==== Records supplied

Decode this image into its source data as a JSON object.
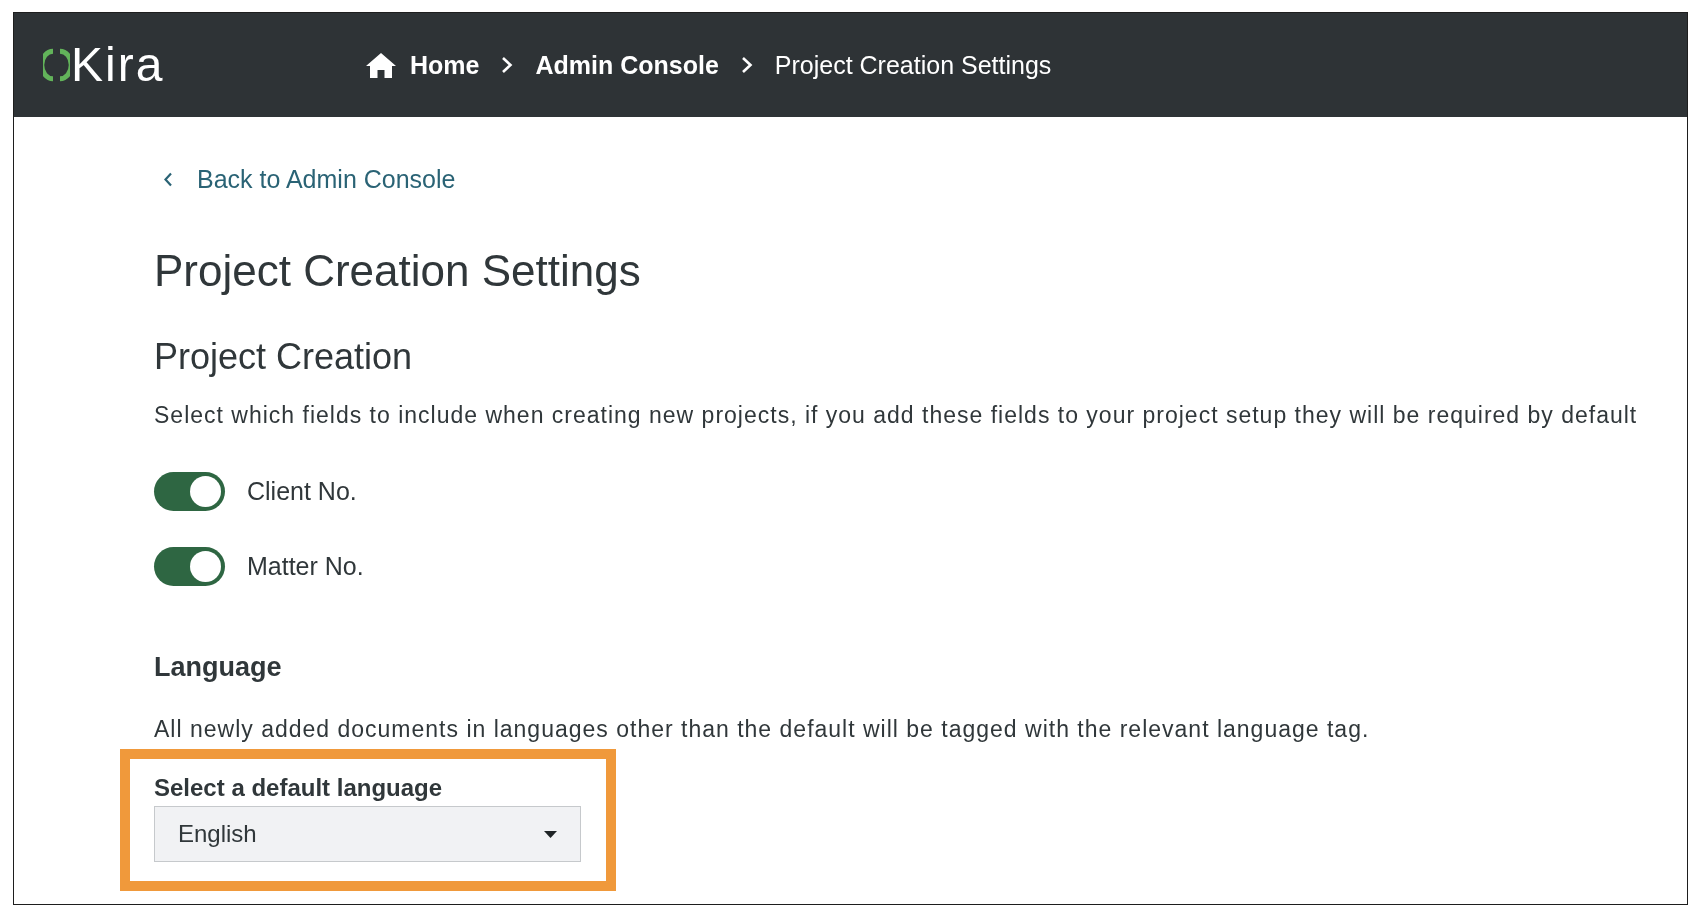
{
  "header": {
    "logo": "Kira",
    "breadcrumb": [
      {
        "label": "Home",
        "kind": "home"
      },
      {
        "label": "Admin Console",
        "kind": "link"
      },
      {
        "label": "Project Creation Settings",
        "kind": "current"
      }
    ]
  },
  "back_link": "Back to Admin Console",
  "title": "Project Creation Settings",
  "project_creation": {
    "heading": "Project Creation",
    "description": "Select which fields to include when creating new projects, if you add these fields to your project setup they will be required by default",
    "fields": [
      {
        "label": "Client No.",
        "on": true
      },
      {
        "label": "Matter No.",
        "on": true
      }
    ]
  },
  "language": {
    "heading": "Language",
    "description": "All newly added documents in languages other than the default will be tagged with the relevant language tag.",
    "select": {
      "label": "Select a default language",
      "value": "English",
      "highlighted": true
    }
  }
}
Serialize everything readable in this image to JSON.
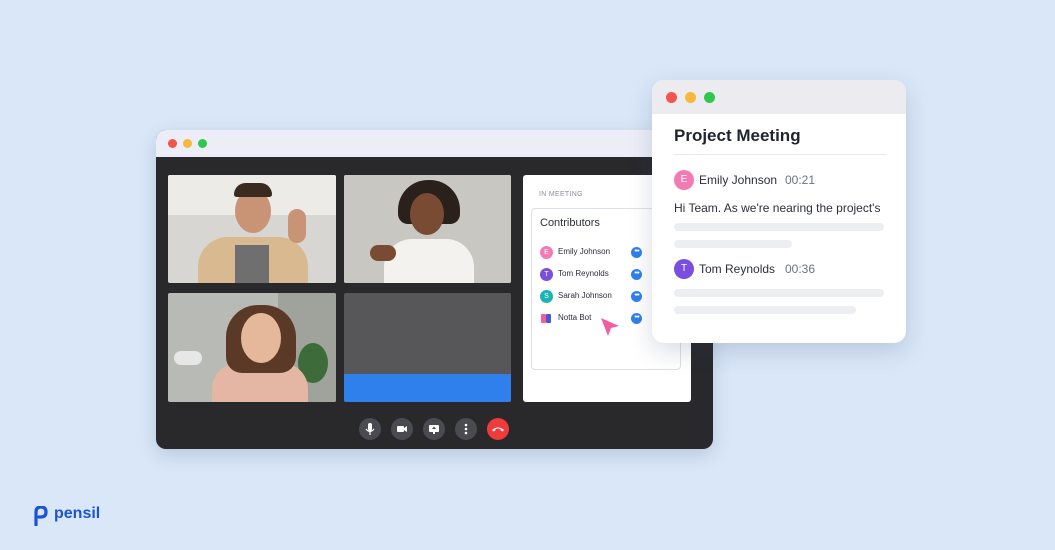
{
  "colors": {
    "background": "#d9e7f8",
    "window_dark": "#29292c",
    "accent_blue": "#2f80ed",
    "end_call_red": "#ef3b3b",
    "brand_blue": "#1a53d6"
  },
  "meeting": {
    "panel_title": "IN MEETING",
    "contributors_label": "Contributors",
    "contributors_count": "4",
    "contributors": [
      {
        "initial": "E",
        "name": "Emily Johnson",
        "color": "#f27bb3"
      },
      {
        "initial": "T",
        "name": "Tom Reynolds",
        "color": "#7a4fe0"
      },
      {
        "initial": "S",
        "name": "Sarah Johnson",
        "color": "#19b4b4"
      },
      {
        "initial": "",
        "name": "Notta Bot",
        "color": "#f05ea0"
      }
    ],
    "more_glyph": "•••",
    "controls": [
      "microphone-icon",
      "camera-icon",
      "share-screen-icon",
      "more-options-icon",
      "end-call-icon"
    ]
  },
  "chat": {
    "title": "Project Meeting",
    "messages": [
      {
        "initial": "E",
        "name": "Emily Johnson",
        "time": "00:21",
        "text": "Hi Team. As we're nearing the project's",
        "color": "#f27bb3"
      },
      {
        "initial": "T",
        "name": "Tom Reynolds",
        "time": "00:36",
        "text": "",
        "color": "#7a4fe0"
      }
    ]
  },
  "brand": {
    "name": "pensil"
  }
}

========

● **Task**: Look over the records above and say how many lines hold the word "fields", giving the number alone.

● **Answer to the problem**: 2